So, I love weddings. And I have seen my share of them having had our own venue at our ranch. I love the festivities, the excitement, the joy. But for me, it can all be summed up in one special moment of the night–those few moments when the bride and her dad dance together.

It’s not the dad and the bride that I have my eyes on, though that is a sentimental moment for sure. I will make a point to seek out the mother of the bride’s face as they dance. I love to see the bride and her dad, but I melt at the sight of seeing a mom realize that full circle moment of seeing her groom dancing with her baby. And so it was last evening as I watched my dear friend smiling through glistening eyes as she took it all in.

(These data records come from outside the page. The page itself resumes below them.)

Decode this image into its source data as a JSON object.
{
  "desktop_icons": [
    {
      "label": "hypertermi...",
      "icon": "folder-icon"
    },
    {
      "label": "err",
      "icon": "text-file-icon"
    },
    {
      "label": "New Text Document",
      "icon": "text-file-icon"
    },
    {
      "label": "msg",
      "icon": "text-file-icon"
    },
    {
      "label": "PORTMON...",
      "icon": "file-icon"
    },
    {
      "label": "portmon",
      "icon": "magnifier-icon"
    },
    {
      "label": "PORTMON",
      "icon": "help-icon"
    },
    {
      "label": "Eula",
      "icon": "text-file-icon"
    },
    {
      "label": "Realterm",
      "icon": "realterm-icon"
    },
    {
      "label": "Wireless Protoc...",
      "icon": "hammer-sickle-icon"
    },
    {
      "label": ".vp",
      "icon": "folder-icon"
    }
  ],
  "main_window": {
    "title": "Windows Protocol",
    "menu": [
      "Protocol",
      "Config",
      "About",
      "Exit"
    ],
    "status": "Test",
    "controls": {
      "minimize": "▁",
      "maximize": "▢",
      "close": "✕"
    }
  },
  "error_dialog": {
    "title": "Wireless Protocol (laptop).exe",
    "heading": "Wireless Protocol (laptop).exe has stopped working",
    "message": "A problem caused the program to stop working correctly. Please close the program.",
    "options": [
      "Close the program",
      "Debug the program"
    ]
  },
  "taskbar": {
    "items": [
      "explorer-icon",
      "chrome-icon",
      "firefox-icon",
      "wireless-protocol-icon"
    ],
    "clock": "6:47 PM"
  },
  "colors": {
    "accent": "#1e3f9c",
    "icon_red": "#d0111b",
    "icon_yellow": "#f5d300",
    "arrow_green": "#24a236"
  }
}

This wedding was a great reminder of our own promises we made, as this month, Mike and I are celebrating 40 years together as a couple. As we drove home last night, we cranked up the oldies playlist and opened the sunroof to take in the clear star-filled sky just as it was some 40 years ago in January on the 19 degree clear night when we met.